Task instructions: Nothing but a number is needed: the count of lines below that include "title".

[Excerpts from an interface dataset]
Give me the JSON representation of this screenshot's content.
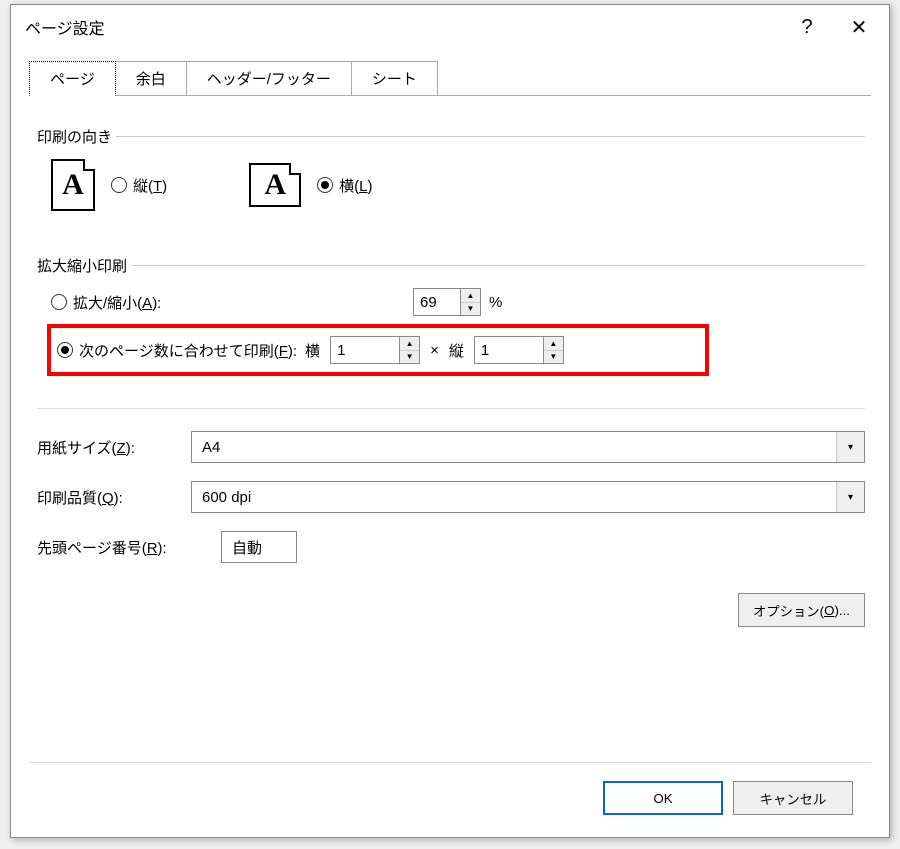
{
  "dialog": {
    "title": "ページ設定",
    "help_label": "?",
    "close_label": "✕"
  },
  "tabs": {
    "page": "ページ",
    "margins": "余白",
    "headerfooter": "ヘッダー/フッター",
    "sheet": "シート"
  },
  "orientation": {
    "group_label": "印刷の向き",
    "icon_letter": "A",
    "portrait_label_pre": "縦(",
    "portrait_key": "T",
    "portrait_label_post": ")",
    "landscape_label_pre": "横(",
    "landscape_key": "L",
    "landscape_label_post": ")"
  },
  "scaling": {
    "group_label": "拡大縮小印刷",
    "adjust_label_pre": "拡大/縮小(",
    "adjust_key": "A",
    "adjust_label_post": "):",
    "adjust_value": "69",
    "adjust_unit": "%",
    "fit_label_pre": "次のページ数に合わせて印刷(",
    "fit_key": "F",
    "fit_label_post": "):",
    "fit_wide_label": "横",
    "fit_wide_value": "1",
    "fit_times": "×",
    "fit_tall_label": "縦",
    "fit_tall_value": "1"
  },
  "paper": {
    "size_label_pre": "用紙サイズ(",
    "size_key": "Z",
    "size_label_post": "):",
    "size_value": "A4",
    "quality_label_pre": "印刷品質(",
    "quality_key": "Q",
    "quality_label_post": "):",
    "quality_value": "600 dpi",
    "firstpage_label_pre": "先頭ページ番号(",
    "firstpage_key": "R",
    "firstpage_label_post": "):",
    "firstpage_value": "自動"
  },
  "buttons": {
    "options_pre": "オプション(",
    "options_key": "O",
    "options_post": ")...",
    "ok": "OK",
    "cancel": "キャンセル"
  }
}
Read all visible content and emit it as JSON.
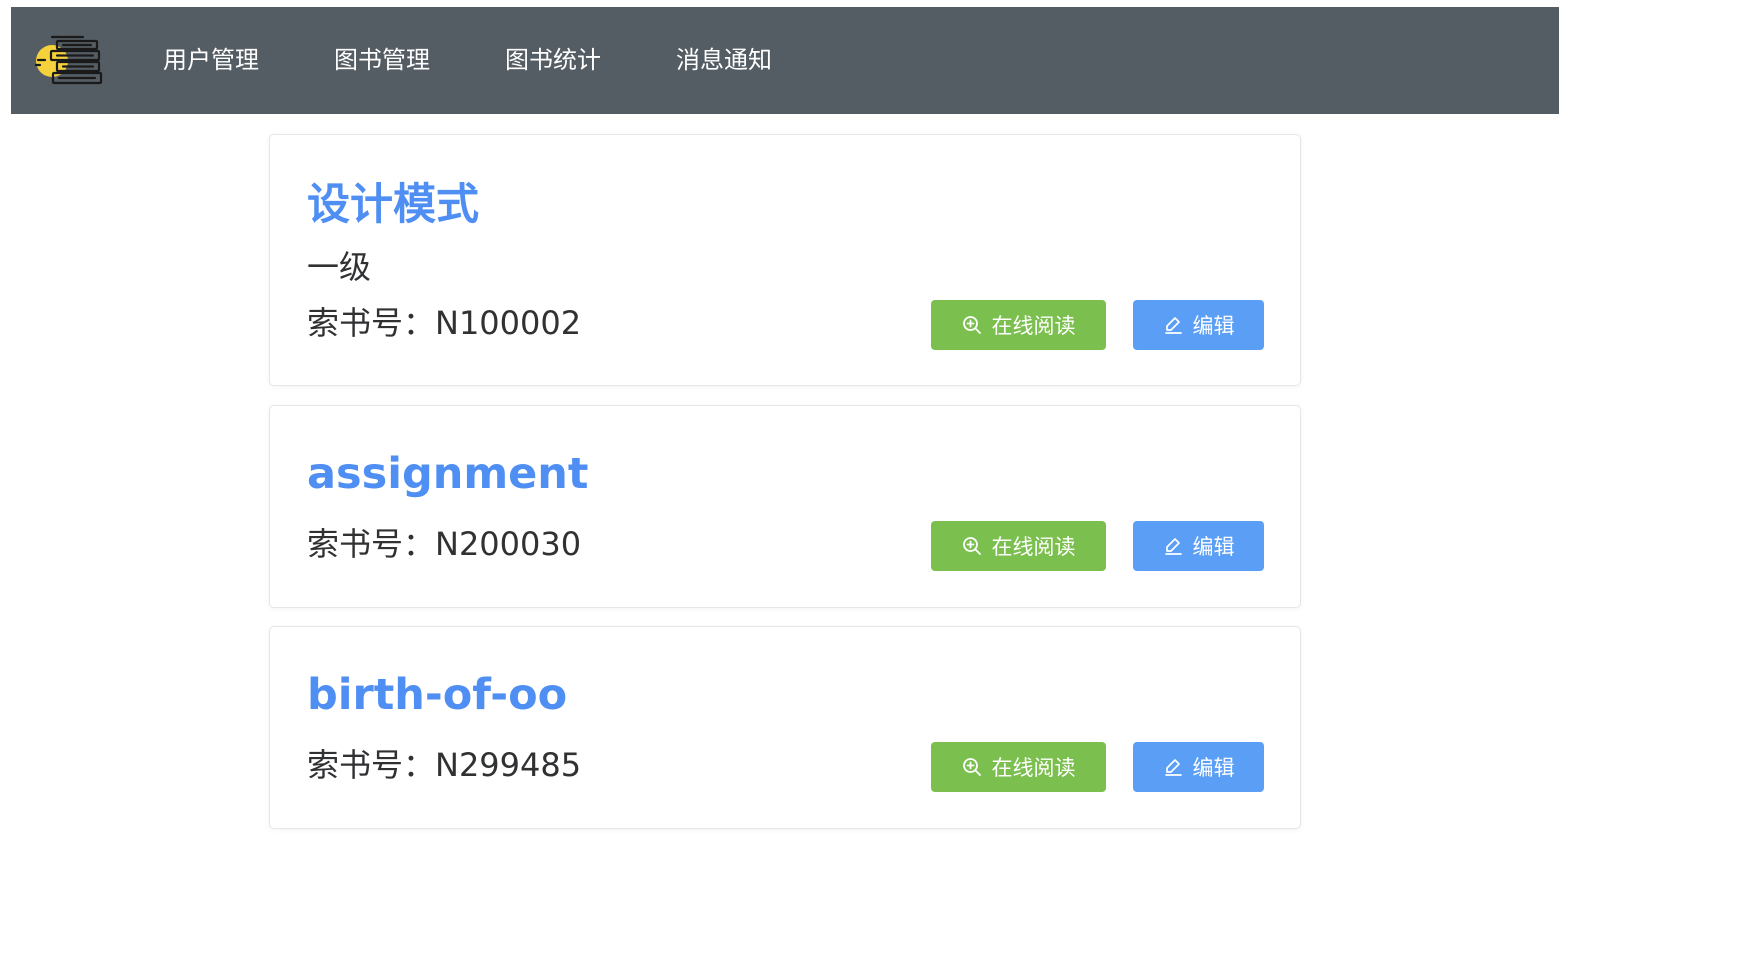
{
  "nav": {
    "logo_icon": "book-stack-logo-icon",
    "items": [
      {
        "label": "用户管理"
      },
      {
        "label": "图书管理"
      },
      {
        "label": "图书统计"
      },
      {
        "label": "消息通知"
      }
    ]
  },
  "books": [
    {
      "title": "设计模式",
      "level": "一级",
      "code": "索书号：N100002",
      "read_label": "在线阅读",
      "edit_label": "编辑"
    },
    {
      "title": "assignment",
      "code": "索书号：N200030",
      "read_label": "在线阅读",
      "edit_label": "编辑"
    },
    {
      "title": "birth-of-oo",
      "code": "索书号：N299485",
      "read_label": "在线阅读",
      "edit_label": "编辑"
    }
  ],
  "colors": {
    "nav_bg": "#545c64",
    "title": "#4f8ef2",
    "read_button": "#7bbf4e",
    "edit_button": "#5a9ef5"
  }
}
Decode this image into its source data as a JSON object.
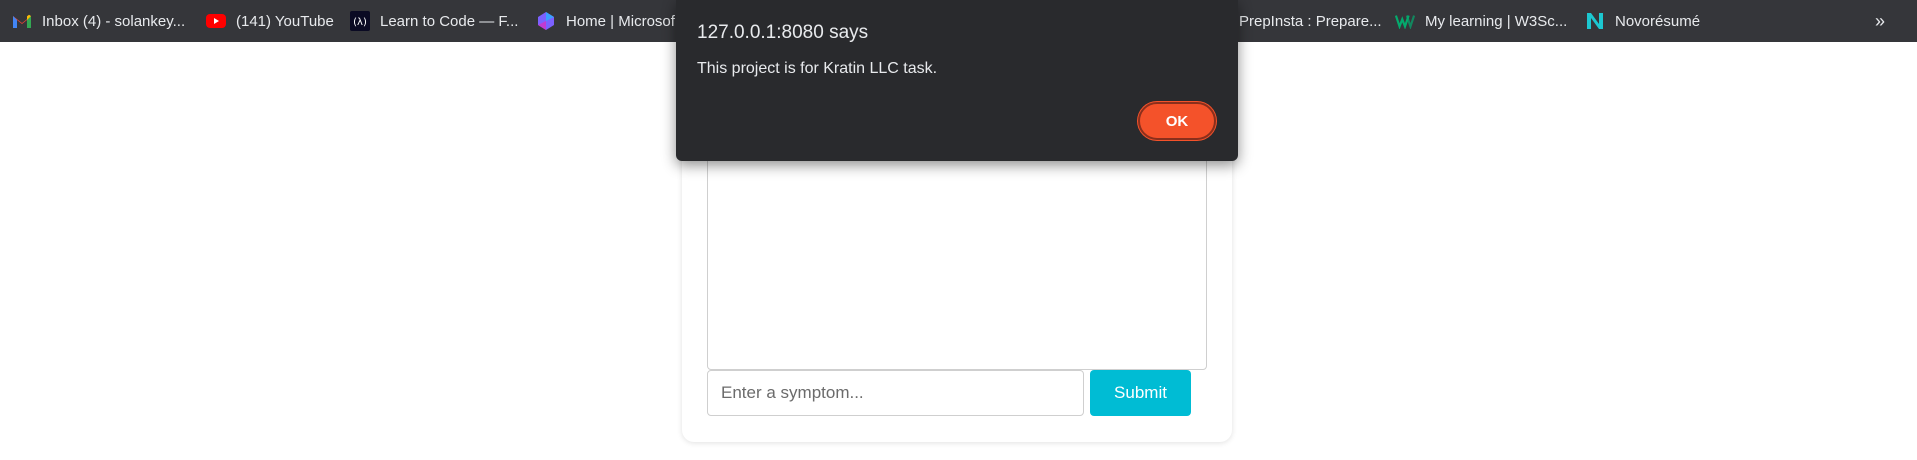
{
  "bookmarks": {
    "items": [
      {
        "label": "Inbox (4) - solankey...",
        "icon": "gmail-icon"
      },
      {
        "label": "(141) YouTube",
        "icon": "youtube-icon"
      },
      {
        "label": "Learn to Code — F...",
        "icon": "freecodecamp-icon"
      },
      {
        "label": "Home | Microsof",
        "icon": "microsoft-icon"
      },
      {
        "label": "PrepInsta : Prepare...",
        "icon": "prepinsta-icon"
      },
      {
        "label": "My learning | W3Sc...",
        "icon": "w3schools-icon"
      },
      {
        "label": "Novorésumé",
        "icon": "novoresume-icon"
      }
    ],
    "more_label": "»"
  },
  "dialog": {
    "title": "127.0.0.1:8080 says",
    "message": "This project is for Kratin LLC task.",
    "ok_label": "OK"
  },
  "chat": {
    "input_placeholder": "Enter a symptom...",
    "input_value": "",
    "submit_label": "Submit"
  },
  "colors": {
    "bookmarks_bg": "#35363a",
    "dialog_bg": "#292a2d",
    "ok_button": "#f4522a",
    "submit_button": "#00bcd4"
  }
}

Exercise response: 6